Unfortunately, the shrinkage that occurs in wool is not reversible. The structure of wool fiber is largely responsible for this. The outside of wool fibers are covered with overlapping scales that run in one direction, much like the shingles on a roof. Wool shrinkage occurs when these scales become interlocked from exposure to moisture and agitation, such as during the washing process. Once interlocked, the scales cannot be released due to their physical structure. Attempts to forcefully stretch shrunken wools can weaken and damage the fabric.
A possible exception to the above information is in the case of a wool sweater. Due to the flexible knit structure of sweaters, you may be able to gain a little size back by blocking the sweater (if the shrinkage is not too severe). To block the sweater, gently hand wash in cool water and squeeze out the water. Roll in one or two towels to remove additional moisture. Then lay the sweater out to dry. When you lay out the sweater, try to restore the original shape and size by stretching and smoothing.
Woolens with a soft, fuzzy surface, such as flannels, sometimes have a tendency to pick up lint. In dark, solid colors, any lint attraction is more obvious. Although we can't change the natural tendency of some woolens to catch lint, here are some pointers that might be helpful in minimizing lint attraction:
Avoid wearing dark woolen jackets with light colored, lint producing blouses or tops.
Avoid wearing lint-sensitive fabrics in situations where there would be a lot of contact with lint sources.
Carry a pocket size lint brush or use scotch tape for quick touch ups.
To avoid the lint issue with future wool garment purchases, you might want to consider worsted wool garments. The worsteds, such as gabardines, generally have smoother, more tightly woven surfaces and rarely attract lint (even in dark colors). Worsteds also tend to be lighter in weight, so are comfortable for year-round wear.
Pills are those tenacious little fuzz balls that sometimes appear on our garments. Garments with soft, fuzzy surfaces tend to be more susceptible to pilling. the fibers that create those beautiful surfaces become tangled during wear and cleaning to form pills or matted areas. A good way to deal with this behavior is by regular brushing. This often smoothes out surface tangles before they become severe and more difficult to remove. A lint brush or bristled garment brush are effective on most fabrics. For more delicate fabrics, a natural sponge can be used.
There are a number of other pill removal products available. Sweater or garment combs grab pills and pull them off the fabric surface. Pumice-like bars work in much the same manner, but sometimes leave gritty "crumbs" on the fabric surface. Some individuals use scrubber pads for pill removal. And for very stubborn pills, fabric shavers will usually do the job. It's important to remember to try these products first on an inconspicuous area of the garment; some fine fabrics can be damaged by the abrasion of pill removers.

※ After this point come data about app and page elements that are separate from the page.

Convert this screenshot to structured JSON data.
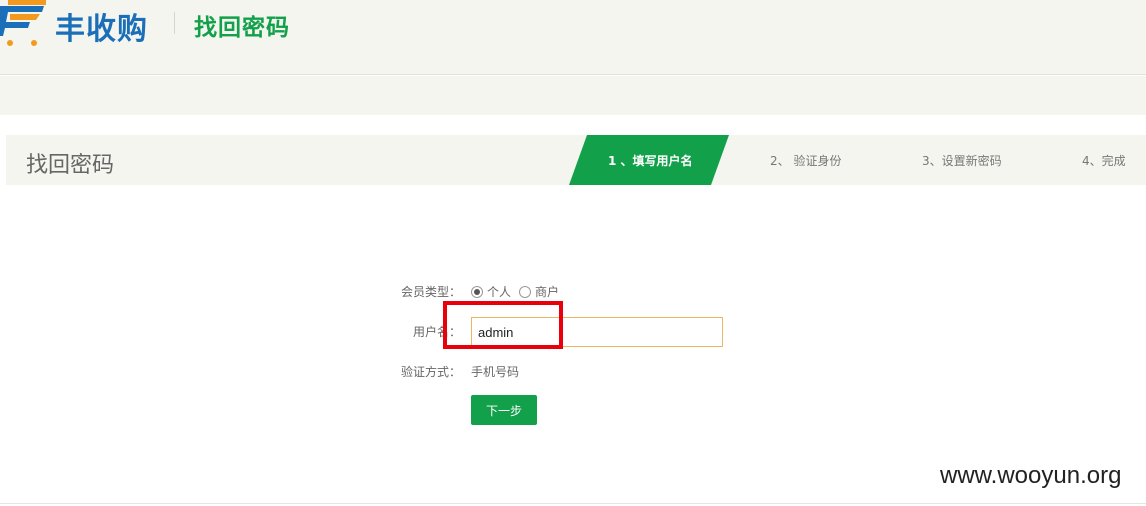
{
  "header": {
    "brand": "丰收购",
    "page_heading": "找回密码"
  },
  "steps": {
    "title": "找回密码",
    "items": [
      {
        "label": "1 、填写用户名"
      },
      {
        "label": "2、 验证身份"
      },
      {
        "label": "3、设置新密码"
      },
      {
        "label": "4、完成"
      }
    ]
  },
  "form": {
    "member_type_label": "会员类型：",
    "member_types": [
      {
        "label": "个人",
        "checked": true
      },
      {
        "label": "商户",
        "checked": false
      }
    ],
    "username_label": "用户名：",
    "username_value": "admin",
    "verify_label": "验证方式：",
    "verify_value": "手机号码",
    "next_button": "下一步"
  },
  "watermark": "www.wooyun.org",
  "colors": {
    "brand_blue": "#1a6fb8",
    "accent_green": "#12a14a",
    "logo_orange": "#f39a1e",
    "highlight_red": "#e8000b"
  }
}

As a general rule, the Pendleton wool shirts which carry a dry clean care label have not been treated with a washable finish. Consequently, washing can result in noticeable shrinkage and a loss of fabric smoothness. Although washing does not actually harm wool fiber, Pendleton recommends dry cleaning for these garments because this care method is best for retaining the size and appearance of the garment.
In all fairness, we should note that there are a few Pendleton consumers who choose to wash their Pendleton dry clean wool shirts and are satisfied with the results. However, taking this step also means accepting responsibility for any shrinkage and surface change that may occur with this care method. If you choose to wash your wool shirt, several steps can be taken to minimize the changes mentioned above. Gentle hand washing in cool water and air drying will reduce shrinkage, and use of a press cloth during pressing will produce a more attractive fabric finish.
Note of Caution: Tailored wool garments should never be washed. Linings, shoulder pads and other inner materials can suffer irreparable damage when washed.